- **Task directions**
For the records that follow, give the number of lines in which the word "être" occurs, with nothing added.

- **Material shown**

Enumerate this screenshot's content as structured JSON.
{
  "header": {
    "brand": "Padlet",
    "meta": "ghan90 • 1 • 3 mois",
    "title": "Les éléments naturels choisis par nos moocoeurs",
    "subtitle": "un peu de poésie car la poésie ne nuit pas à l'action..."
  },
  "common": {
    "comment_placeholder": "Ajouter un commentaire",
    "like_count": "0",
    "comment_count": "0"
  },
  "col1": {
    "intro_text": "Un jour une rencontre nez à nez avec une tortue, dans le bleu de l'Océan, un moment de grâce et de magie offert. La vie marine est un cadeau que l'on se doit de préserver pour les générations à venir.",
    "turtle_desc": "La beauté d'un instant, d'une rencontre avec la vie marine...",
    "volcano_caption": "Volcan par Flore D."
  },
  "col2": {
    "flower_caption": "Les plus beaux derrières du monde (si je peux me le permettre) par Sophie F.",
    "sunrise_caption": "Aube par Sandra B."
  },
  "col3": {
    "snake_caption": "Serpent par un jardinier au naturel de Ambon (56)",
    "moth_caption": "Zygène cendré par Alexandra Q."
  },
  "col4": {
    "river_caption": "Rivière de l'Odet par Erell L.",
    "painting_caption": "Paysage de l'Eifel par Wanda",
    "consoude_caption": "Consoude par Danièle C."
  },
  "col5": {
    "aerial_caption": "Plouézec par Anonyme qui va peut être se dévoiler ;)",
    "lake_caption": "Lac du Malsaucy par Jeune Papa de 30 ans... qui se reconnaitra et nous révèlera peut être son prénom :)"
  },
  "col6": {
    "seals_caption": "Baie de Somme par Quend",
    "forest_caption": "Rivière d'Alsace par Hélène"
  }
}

- **Result of the task**
2